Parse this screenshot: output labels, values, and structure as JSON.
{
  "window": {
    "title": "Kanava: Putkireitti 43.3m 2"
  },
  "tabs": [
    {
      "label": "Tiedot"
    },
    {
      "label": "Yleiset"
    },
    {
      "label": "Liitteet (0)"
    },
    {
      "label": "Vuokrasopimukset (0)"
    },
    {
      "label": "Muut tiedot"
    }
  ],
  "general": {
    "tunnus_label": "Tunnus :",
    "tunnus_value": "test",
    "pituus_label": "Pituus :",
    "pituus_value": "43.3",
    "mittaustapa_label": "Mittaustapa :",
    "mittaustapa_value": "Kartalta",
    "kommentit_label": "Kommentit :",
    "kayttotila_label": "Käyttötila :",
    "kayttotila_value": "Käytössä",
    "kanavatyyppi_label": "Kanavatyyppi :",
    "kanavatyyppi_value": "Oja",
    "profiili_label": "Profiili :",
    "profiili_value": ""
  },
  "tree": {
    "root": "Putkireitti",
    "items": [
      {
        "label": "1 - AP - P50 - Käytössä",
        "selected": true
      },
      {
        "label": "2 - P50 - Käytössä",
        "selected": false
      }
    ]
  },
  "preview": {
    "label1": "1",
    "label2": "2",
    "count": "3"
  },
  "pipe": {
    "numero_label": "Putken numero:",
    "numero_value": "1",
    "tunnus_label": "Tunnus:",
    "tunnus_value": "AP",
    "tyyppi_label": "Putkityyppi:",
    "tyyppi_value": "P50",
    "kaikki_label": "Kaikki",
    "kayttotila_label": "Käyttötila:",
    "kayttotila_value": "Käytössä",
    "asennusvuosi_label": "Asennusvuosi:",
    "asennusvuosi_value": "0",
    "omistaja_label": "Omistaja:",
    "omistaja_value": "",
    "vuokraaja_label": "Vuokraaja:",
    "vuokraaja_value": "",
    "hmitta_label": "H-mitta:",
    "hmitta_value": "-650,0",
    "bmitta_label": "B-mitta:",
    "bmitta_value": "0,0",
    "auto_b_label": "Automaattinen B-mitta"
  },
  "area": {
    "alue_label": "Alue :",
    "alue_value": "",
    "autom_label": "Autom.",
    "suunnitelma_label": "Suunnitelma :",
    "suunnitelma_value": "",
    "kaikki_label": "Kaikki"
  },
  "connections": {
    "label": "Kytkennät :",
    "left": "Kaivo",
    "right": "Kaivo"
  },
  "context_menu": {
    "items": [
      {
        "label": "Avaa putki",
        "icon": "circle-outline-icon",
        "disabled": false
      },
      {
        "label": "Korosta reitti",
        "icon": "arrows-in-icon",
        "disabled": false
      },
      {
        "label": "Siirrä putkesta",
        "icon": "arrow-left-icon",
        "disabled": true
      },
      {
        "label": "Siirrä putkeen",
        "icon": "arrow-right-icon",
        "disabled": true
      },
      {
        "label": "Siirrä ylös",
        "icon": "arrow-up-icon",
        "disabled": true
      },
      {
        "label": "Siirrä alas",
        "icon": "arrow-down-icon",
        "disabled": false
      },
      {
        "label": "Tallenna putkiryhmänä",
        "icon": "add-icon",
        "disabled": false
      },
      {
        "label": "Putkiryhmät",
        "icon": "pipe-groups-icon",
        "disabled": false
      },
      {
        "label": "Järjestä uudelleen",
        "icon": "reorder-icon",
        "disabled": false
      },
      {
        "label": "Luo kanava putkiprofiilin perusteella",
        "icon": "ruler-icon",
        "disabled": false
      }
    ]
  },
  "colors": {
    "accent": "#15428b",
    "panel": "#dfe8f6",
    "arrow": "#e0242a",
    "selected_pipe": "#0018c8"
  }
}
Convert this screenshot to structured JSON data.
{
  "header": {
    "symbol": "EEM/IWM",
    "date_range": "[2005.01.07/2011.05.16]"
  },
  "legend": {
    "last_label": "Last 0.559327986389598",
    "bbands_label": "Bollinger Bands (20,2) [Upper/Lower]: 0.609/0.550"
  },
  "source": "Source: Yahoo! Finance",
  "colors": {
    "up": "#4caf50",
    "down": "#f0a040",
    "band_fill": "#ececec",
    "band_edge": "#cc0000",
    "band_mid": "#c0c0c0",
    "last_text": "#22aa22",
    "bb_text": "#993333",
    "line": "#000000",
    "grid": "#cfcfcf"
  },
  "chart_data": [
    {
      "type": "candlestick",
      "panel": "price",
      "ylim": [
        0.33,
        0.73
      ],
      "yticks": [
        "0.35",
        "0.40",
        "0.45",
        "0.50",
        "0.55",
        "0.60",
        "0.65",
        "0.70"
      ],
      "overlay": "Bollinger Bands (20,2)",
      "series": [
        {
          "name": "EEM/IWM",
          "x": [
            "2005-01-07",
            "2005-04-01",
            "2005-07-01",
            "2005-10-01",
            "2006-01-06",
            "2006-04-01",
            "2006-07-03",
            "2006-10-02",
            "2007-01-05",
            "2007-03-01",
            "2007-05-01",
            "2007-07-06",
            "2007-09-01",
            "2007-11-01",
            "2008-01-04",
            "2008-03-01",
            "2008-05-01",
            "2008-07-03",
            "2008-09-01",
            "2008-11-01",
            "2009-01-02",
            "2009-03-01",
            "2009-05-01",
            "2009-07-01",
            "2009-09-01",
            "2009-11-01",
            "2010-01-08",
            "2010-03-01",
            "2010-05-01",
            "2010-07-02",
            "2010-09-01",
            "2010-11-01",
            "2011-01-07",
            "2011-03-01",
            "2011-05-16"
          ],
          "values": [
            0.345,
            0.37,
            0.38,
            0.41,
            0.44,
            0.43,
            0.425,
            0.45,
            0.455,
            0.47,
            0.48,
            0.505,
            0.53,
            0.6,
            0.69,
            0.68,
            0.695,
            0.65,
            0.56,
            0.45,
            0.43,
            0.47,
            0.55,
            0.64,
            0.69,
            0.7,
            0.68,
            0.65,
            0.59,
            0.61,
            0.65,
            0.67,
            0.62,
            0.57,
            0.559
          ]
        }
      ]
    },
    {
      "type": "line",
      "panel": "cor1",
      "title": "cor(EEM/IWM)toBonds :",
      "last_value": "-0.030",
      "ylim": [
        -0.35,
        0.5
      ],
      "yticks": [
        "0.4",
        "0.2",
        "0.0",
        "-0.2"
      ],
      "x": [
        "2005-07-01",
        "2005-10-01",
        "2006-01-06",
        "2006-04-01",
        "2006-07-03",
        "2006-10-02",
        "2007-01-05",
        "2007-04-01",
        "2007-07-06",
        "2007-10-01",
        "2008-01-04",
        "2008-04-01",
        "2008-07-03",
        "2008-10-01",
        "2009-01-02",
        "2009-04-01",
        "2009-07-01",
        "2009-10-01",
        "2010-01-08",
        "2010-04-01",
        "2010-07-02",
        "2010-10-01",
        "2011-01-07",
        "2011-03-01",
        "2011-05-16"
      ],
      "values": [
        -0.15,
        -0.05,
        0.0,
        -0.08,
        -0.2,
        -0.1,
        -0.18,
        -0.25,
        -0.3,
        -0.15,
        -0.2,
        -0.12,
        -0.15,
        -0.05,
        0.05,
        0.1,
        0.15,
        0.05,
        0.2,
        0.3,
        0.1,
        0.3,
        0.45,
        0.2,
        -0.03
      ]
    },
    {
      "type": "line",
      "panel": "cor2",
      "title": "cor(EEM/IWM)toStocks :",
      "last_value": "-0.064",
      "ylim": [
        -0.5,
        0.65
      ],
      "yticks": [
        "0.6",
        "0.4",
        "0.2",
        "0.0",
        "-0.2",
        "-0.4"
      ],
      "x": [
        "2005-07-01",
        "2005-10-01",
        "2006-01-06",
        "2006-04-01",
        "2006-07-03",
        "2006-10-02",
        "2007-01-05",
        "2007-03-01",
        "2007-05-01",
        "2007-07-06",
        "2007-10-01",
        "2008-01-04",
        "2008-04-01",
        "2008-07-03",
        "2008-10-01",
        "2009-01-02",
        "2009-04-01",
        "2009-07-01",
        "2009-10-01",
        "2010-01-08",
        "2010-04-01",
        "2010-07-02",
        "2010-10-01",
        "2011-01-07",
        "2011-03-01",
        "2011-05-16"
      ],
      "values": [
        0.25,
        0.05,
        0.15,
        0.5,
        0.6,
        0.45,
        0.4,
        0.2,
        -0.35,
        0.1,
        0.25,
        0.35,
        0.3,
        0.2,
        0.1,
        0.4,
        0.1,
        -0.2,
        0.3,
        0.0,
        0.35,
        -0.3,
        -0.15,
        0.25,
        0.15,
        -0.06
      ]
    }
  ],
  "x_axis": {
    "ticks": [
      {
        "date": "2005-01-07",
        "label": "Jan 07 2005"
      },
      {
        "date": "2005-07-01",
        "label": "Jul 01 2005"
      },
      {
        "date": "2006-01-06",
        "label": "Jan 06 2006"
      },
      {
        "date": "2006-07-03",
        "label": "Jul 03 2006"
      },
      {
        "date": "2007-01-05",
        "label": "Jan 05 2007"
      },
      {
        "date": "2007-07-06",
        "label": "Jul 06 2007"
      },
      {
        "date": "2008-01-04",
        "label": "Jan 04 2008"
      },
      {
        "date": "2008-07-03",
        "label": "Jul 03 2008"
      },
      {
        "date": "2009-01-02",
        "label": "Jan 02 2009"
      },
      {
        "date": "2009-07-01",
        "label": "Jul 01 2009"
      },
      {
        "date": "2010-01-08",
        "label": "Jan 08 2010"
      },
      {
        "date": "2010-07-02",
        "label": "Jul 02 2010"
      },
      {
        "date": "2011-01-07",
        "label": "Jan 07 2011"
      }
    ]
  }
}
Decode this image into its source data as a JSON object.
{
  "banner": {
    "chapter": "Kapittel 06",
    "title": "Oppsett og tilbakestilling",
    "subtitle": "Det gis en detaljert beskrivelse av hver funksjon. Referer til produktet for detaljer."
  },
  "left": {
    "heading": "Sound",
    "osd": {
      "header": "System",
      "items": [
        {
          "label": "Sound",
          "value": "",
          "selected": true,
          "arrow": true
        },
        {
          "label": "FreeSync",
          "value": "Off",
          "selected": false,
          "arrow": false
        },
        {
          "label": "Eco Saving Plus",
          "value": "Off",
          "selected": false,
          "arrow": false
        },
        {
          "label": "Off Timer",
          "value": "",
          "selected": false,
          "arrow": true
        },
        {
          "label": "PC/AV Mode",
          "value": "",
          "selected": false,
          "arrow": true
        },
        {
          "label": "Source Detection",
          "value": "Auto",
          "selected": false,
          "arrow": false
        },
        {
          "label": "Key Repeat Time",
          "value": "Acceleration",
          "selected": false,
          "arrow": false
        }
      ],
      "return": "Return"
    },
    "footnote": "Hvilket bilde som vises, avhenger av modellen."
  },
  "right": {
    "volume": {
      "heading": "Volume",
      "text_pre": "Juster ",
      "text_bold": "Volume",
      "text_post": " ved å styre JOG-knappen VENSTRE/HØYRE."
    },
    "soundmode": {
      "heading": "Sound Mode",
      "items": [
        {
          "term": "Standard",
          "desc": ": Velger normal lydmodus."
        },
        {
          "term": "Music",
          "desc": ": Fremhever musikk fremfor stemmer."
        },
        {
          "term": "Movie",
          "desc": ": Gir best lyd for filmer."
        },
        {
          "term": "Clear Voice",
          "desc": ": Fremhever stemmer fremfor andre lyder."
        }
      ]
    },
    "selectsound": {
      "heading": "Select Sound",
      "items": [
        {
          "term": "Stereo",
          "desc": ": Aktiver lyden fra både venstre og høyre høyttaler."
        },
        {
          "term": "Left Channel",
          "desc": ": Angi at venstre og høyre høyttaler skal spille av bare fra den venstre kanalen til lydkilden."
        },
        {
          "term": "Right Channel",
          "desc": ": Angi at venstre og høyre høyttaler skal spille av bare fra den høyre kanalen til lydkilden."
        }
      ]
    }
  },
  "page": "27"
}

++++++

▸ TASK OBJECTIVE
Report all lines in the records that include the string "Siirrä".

▸ OUTPUT OF THE TASK
        "label": "Siirrä putkesta",
        "label": "Siirrä putkeen",
        "label": "Siirrä ylös",
        "label": "Siirrä alas",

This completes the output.